User experience is a hot term in the tech world, and a growing profession to boot. Derived from human factors, it studies how people use and interact with technology or technological products in an environment. Companies use it to build and redesign websites, to improve customer experience journeys, and basically any level which their online presence interfaces with customers. It can also be used in other areas; human factors, for example, has long been embedded in medical device design. Packaging USB drives is another industry that could use some user experience research as well.
Using Contextual Inquiry When Packaging USB Drives
Contextual inquiry is one mode of research relating to user experience. It seeks to answer three basic questions about users or customers:
- – Who is the user?
- – What are they trying to accomplish?
- – Where are they trying to do this?
Apply these three questions to your own customers. For example, let’s say that you are handing out custom flash drives at a conference.
- – The users, then, are probably potential and/or current customers.
- – The user is accepting the custom flash drive because they want to learn more about your company. Maybe they just want a free flash drive, but that’s where the content on the drive takes over.
- – They’re picking it up in at a conference. They’re probably picking it up and dropping it in the standard conference bag, a somewhat mindless action.
Knowing all of these things, we can start to get to work on how creating custom packaging will help your organization.

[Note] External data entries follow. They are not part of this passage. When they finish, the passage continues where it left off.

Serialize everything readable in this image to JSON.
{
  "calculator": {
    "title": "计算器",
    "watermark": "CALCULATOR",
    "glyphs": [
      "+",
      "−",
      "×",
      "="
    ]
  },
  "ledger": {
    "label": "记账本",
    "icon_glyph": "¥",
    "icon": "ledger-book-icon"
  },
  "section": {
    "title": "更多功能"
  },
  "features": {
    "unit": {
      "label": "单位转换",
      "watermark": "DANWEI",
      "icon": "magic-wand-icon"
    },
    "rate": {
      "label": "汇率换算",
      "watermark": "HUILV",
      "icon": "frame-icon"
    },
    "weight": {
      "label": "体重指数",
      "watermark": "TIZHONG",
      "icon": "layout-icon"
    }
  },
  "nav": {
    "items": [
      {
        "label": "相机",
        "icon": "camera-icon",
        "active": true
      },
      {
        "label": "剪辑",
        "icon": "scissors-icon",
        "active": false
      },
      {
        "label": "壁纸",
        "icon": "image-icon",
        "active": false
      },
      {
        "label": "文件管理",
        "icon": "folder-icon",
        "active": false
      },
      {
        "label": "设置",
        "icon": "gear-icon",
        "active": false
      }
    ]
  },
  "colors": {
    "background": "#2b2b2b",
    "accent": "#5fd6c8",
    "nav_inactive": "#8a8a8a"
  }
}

Essentially, we can say with some level of certainty that they probably won’t remember much about your organization from looking at the drive. Popping the custom USB drive in a FlashPad, or FlashPad Wallet, ensures that it has the necessary context for them to remember you and your company. These custom created packaging pieces for USB drives are sturdy and use the same quality materials that we employ when designing luxury packaging. The example to the side includes a message to the recipient–a great example of how to build rapport with a prospective customer–and foam presentation packaging elements to ensure the custom USB drive is safe and secure, perfectly gifted every time.
This is just one potential application for contextual inquiry. Depending on your organizational practices and business, contextual inquiry and user experience research can inform many points that might have previously rested on assumptions.
Packaging USB Drives with Strategy
Conducting contextual inquiry, or other types of user research, is dependent on getting feedback from actual users. It’s important to get out and ask people outside of the organization. As much as your employees might like to think they can morph their brains into a *user mindset,* they can’t. It’s literally impossible to consciously aside our previous experiences, assumptions, and everything else we bring to the table. Starting to ask people what they think will help to shed light on new ideas, confirm old ones, and, ultimately, make any process and product better.